EXERCISE >> The word "JSON" marks the lines to keep; find each one in the data and copy it.

#### DATA RECORDS ####

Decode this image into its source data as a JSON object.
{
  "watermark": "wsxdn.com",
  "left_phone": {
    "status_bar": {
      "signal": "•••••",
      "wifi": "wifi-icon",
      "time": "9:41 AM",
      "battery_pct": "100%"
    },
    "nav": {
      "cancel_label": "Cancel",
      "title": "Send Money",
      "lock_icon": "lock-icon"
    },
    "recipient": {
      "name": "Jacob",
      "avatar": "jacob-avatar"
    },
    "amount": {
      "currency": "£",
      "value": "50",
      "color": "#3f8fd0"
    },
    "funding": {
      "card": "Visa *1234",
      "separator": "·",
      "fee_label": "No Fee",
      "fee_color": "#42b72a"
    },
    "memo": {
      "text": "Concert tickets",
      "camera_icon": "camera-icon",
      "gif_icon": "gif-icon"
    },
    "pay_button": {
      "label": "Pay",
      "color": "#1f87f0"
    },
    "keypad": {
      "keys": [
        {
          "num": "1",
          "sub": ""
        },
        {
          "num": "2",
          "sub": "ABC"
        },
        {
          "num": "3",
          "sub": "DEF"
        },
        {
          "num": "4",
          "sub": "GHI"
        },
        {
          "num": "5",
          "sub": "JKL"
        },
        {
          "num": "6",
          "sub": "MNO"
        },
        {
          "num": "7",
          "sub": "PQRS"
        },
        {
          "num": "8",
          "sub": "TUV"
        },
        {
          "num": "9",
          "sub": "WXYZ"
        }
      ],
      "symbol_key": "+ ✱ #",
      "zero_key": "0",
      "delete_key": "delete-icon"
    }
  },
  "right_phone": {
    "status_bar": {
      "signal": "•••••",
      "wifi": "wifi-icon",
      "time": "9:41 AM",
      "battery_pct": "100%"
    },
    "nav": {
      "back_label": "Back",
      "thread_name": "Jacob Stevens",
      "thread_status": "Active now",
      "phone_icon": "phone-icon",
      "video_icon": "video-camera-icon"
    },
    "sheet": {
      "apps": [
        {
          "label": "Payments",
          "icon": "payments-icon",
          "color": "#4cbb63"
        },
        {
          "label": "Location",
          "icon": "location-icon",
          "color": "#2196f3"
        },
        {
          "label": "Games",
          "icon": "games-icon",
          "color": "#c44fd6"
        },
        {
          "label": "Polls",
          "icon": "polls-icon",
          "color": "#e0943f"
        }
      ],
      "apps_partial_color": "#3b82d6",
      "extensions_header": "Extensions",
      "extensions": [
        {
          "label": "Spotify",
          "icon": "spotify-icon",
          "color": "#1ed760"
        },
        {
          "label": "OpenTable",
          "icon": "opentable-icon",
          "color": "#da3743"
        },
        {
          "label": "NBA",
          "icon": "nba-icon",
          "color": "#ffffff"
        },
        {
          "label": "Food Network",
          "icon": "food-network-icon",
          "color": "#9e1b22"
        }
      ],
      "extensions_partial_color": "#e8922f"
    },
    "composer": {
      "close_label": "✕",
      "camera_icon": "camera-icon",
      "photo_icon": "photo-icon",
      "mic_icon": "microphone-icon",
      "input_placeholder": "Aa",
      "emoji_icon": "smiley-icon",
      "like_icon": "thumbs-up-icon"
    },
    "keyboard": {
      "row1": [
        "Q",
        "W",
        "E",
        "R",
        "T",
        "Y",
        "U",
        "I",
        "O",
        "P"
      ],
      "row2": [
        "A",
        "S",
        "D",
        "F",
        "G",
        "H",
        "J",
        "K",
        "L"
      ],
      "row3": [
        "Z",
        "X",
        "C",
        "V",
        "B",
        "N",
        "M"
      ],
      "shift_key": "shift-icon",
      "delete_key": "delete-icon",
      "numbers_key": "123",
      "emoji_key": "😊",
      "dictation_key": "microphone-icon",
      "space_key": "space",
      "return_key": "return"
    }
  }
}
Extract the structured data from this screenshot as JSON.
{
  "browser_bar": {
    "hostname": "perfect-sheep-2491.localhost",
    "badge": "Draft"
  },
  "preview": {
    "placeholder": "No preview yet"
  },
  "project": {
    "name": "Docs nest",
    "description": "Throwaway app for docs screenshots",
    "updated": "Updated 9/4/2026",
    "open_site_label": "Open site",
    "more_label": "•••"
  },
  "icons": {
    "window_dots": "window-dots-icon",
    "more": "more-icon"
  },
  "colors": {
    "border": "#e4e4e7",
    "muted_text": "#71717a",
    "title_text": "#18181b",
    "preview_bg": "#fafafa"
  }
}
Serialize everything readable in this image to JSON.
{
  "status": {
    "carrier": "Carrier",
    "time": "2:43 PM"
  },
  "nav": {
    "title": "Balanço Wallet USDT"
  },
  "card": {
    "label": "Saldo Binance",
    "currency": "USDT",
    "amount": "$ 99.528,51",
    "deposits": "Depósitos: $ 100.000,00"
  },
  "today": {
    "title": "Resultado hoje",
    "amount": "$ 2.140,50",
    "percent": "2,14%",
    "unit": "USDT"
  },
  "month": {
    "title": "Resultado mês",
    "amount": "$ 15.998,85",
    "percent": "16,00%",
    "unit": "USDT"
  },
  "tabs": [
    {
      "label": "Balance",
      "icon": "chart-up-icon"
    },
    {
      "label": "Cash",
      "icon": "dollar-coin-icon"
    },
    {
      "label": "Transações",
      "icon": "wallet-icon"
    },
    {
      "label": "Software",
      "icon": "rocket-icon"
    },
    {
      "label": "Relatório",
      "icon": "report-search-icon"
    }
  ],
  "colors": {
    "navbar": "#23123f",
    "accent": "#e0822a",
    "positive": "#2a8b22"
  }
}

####
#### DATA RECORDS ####

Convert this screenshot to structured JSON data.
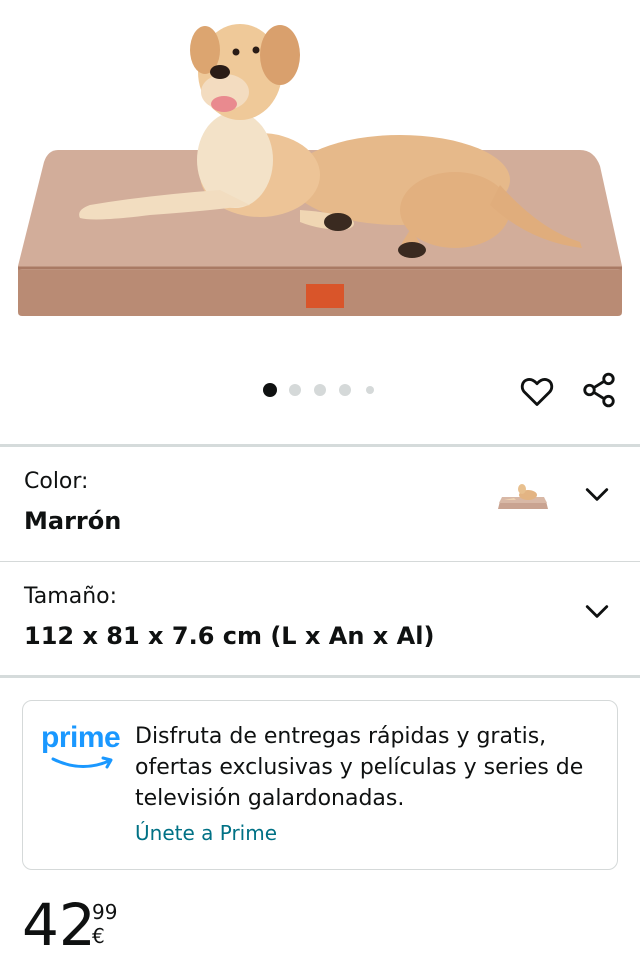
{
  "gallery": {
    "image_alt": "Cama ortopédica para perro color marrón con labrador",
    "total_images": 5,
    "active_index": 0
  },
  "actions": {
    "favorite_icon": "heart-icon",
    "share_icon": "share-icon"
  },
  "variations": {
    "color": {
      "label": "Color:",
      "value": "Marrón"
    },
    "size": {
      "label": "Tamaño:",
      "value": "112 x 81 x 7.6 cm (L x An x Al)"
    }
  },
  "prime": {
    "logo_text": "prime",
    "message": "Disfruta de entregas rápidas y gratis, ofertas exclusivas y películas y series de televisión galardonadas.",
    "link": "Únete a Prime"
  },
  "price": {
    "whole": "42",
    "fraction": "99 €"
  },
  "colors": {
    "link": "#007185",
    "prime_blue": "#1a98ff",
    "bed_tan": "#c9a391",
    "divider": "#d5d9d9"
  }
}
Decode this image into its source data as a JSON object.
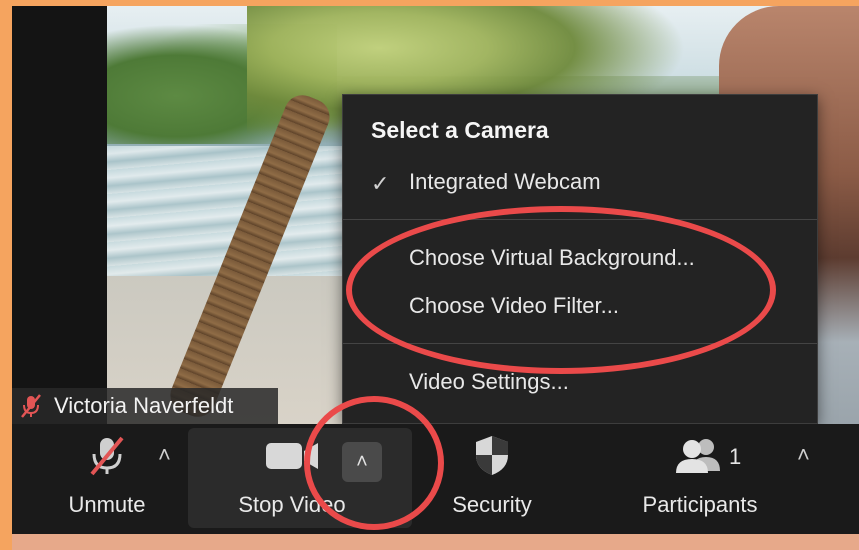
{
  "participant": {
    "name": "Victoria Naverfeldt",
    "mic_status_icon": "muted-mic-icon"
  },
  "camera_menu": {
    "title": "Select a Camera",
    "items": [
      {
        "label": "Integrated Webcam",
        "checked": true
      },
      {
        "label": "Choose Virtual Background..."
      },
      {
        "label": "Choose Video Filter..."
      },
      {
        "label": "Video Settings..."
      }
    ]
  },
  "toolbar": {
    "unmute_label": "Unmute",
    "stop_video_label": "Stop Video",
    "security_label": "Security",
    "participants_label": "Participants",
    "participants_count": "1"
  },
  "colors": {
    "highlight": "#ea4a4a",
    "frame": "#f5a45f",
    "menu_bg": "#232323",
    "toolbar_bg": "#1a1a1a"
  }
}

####

TASK RESULT >>
Decode this image into its source data as a JSON object.
Extract the structured data from this screenshot as JSON.
Serialize everything readable in this image to JSON.
Convert this screenshot to structured JSON data.
Decode this image into its source data as a JSON object.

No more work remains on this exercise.